For the data below, give the number of lines containing "Import" and nothing more.

┌──

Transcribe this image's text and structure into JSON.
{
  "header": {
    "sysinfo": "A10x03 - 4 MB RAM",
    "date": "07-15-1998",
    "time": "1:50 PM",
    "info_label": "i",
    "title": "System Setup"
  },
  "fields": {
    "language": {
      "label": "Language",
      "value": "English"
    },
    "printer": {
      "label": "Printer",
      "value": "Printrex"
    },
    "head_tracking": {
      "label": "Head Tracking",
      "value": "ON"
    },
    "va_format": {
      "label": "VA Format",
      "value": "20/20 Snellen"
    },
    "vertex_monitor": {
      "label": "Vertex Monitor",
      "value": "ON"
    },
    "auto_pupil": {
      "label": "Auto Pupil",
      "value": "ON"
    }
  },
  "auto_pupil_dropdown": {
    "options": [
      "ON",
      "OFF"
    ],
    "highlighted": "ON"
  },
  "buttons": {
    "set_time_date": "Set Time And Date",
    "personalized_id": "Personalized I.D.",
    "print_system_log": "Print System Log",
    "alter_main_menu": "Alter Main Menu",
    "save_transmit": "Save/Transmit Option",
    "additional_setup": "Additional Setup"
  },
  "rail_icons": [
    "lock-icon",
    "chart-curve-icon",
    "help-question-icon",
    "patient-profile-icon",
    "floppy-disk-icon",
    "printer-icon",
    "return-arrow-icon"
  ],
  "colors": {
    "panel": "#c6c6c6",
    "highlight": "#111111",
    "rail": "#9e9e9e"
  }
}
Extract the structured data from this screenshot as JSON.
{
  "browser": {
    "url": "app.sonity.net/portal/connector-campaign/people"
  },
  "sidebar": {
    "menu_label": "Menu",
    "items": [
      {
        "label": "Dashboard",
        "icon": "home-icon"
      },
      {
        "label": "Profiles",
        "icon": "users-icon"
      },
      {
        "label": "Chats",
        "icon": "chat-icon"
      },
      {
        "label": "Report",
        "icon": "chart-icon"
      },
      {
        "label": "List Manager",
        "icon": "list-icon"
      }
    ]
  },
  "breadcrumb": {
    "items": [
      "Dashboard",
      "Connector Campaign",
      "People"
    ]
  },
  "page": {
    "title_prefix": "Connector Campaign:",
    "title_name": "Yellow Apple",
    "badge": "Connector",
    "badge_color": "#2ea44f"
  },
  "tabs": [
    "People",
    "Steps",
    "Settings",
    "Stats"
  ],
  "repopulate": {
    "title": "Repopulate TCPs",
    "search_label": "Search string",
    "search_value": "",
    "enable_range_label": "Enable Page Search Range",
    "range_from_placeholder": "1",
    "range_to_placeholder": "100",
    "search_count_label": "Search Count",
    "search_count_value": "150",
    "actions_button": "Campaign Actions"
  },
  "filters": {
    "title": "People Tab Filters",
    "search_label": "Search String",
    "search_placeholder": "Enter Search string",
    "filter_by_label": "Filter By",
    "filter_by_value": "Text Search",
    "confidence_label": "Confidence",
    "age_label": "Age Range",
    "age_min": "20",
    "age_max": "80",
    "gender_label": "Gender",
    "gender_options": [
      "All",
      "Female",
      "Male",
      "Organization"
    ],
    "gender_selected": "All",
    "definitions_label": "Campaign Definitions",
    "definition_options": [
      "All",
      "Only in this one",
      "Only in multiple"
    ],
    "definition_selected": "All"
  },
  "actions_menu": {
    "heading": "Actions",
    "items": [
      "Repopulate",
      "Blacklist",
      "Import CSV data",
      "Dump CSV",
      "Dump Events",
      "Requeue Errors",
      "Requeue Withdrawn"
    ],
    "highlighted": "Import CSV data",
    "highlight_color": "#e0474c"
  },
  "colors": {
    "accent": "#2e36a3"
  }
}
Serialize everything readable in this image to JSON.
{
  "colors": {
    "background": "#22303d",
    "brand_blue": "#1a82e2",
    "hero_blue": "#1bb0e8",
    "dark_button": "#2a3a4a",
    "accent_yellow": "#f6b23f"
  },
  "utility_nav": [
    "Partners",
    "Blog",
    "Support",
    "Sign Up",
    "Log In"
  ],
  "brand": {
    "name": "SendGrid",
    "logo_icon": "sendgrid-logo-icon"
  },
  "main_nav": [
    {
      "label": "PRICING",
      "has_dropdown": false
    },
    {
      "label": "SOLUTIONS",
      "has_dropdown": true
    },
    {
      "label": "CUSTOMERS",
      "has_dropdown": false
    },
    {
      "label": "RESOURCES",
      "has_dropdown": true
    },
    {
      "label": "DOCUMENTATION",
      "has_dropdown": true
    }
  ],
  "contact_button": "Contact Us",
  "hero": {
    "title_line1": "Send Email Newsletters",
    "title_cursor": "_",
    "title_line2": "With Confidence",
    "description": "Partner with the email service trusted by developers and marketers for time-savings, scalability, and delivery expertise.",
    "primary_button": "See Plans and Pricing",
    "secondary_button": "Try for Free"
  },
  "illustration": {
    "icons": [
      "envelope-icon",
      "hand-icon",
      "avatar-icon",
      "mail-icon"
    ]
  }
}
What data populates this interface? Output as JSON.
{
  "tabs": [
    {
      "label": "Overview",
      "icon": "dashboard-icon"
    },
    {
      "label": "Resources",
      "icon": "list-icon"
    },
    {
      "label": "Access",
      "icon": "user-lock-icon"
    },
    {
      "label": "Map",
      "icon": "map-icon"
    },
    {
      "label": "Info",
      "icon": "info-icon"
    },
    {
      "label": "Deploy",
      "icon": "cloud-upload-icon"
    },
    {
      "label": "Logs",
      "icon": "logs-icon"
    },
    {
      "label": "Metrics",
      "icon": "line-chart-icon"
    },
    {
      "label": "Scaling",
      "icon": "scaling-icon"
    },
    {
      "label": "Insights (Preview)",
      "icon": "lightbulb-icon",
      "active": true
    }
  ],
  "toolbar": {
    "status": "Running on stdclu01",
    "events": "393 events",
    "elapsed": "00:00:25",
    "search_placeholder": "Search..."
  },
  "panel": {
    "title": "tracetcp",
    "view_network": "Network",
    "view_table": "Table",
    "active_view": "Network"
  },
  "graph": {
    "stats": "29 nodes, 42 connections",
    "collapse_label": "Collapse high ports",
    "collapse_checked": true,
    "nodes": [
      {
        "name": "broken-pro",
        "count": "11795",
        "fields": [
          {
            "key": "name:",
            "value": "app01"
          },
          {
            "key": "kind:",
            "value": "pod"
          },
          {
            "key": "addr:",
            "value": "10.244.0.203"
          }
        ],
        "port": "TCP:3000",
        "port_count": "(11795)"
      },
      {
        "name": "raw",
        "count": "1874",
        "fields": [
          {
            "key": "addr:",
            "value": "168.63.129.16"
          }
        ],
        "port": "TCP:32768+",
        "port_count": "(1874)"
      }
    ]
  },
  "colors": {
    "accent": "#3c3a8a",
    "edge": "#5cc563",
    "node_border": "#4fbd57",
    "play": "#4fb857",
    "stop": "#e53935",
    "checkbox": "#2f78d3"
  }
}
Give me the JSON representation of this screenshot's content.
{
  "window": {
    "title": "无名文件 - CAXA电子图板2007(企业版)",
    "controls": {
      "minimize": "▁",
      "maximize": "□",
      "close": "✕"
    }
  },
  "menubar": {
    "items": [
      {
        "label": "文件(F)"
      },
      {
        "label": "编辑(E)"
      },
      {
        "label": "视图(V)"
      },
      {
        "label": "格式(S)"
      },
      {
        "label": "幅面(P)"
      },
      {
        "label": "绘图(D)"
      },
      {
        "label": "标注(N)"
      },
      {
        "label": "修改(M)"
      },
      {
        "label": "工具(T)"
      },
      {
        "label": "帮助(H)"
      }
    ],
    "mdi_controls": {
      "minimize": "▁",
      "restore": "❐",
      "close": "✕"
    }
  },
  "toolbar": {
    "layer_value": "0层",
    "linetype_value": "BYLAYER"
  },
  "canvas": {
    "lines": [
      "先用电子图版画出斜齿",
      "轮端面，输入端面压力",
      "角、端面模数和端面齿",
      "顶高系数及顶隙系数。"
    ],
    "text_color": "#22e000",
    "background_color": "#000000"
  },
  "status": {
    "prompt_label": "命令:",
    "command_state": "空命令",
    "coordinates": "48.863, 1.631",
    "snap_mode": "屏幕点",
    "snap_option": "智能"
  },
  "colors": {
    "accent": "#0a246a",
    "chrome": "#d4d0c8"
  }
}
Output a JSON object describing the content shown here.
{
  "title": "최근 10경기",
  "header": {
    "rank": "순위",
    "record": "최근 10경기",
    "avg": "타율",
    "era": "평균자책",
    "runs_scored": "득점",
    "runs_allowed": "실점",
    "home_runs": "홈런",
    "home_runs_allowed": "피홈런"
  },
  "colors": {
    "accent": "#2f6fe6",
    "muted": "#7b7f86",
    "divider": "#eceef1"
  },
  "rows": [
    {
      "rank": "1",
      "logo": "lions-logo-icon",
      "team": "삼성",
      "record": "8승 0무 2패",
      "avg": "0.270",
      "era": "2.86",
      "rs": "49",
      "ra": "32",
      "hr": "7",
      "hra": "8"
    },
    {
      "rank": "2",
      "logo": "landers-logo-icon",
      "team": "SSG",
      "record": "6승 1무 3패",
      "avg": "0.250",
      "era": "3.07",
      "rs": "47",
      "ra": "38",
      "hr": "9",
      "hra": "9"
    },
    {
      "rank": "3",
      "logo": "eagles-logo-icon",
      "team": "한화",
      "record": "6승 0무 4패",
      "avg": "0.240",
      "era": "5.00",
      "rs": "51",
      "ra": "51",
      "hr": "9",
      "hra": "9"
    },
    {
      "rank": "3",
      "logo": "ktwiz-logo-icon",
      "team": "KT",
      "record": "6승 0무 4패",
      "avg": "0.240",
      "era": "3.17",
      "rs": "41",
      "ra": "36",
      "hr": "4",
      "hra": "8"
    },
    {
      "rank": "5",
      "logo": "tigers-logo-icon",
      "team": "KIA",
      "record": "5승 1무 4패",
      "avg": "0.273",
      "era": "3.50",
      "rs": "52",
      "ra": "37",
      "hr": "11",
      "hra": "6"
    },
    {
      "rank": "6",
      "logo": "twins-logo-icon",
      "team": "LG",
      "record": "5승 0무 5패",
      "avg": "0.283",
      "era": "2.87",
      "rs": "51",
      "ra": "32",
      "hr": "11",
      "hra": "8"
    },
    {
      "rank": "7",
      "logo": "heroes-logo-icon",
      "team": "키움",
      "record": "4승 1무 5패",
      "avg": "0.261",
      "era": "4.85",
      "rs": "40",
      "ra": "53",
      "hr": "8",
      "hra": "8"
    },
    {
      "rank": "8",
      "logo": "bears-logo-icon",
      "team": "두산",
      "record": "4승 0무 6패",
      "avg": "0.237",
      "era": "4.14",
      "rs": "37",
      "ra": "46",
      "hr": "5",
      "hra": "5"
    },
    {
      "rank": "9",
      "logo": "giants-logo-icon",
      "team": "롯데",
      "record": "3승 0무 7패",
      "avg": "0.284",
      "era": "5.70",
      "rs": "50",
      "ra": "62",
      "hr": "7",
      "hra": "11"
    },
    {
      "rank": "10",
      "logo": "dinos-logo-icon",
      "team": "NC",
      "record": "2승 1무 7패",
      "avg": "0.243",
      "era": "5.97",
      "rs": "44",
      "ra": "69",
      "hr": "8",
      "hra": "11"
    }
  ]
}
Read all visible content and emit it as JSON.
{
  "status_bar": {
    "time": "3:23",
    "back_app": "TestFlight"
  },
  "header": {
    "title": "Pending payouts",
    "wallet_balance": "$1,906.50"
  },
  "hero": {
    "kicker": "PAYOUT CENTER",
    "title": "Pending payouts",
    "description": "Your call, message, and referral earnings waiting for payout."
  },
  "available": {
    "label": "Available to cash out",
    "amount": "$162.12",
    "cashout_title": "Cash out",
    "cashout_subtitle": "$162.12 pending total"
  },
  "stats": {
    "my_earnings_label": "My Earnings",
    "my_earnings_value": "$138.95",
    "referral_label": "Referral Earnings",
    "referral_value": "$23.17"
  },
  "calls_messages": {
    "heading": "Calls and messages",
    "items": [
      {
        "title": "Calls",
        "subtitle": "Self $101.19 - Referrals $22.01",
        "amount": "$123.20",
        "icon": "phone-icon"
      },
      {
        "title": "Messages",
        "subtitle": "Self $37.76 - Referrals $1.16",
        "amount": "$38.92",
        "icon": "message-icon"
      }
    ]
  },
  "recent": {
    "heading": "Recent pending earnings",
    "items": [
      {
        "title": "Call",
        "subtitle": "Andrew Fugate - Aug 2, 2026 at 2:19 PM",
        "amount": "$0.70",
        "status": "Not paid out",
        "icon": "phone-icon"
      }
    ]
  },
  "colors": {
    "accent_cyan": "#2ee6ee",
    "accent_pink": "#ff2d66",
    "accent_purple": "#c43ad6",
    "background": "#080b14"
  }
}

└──

- ANSWER
2